Two diesel bills to be introduced in 2015 Oregon legislative session

Received by email from Neighbors for Clean Air

                                                                                                     February 5, 2015      Follow us on TwitterLike us on Facebook
Reducing Diesel Pollution in Oregon would eliminate*:

460 premature deaths
145 non-fatal heart attacks
25,000 lost work days
5,300 asthma attacks in children
119 ER visits by children with asthma

* based on EPA estimates

Oregon State Legislature To Address
Diesel Pollution

In the wake of numerous news articles, Oregon leaders have expressed strong commitment to finding a solution to the cancerous particulate pollution emitted by old dirty diesel engines.

Neighbors for Clean Air has built a strong coalition of health and environment advocates calling on Oregon to adopt California style regulations that have been quite effective in reducing particulate pollution.

This is an urgent issue that state lawmakers need to address in this session, to stop the dumping of older equipment* from California where stricter rules are phasing in, making Oregon’s problem even worse for decades to come. As the recent Portland Tribune article** notes: “Older diesel trucks and off-road construction and other commercial rigs spew microscopic particles that lodge in peoples’ lungs, causing cancer, heart attacks and other health maladies. Federal data crunched by the Clean Air Task Force in Boston shows that Multnomah County has the fourth-highest level of diesel soot of all U.S. counties – more than in Los Angeles County. Oregon has the sixth-highest level among the states, leading to hundreds of premature deaths here every year because of diesel.”
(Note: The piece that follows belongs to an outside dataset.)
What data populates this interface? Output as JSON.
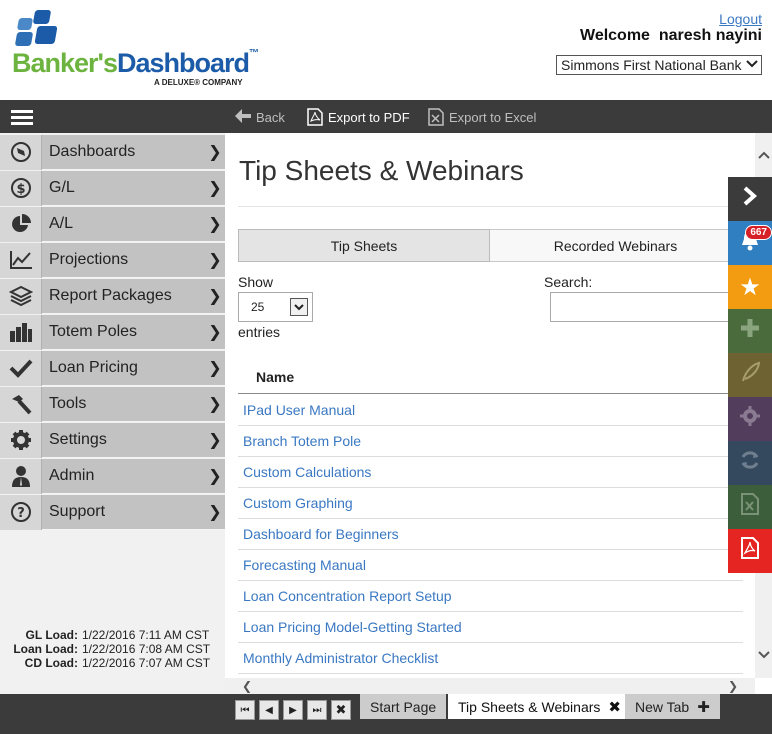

  • Do you have a story to tell about how diesel emissions and air pollution affect your health or that of a family member? Does someone in your family have asthma?  Please submit your story to:
  • Sign up for action alerts, to attend hearings and provide testimony.
  • Share this email, with a personal message, urging your friends to get involved.
  • Contact your state representatives to voice your support for regulations that restrict the use of older, dirtier diesel equipment in Oregon.
  • Share the petition with your friends.

*  The Oregonian: Oregon becomes dumping ground for California’s old, polluting diesel big rigs
**Portland Tribune: Group hopes to ban older diesel trucks  

Man smells something stinky and pinches his nose to stop the bad odor.

Do you smell that?

One thing that came out of our work last year on the Oregon Solutions Swan Island Air Quality Forum, is that if you live in North Portland and you smell industrial chemical odors, you are not alone.

In fact,
 more than 30% of all complaints received by the Department of Environmental Quality complaint line are attributed to North Portland industrial odors. This has been further corroborated by early findings of an independent odor survey study being conducted by a joint University of Portland/Vigor Industrial student research team.

Reporting odors you suspect come from an industrial source in your neighborhood is an important tool for mitigating potential risks associated from toxic emissions.  While not everything you smell is toxic, and not everything that is toxic smells, odors can demonstrate the impact that all emissions have on a neighborhood and can be a first signal that you may be exposed to dangerous industrial air pollution.

For more information about reporting odors, visit our website:   

Neighbors for Clean Air
PO Box 10544
Portland, Oregon 97296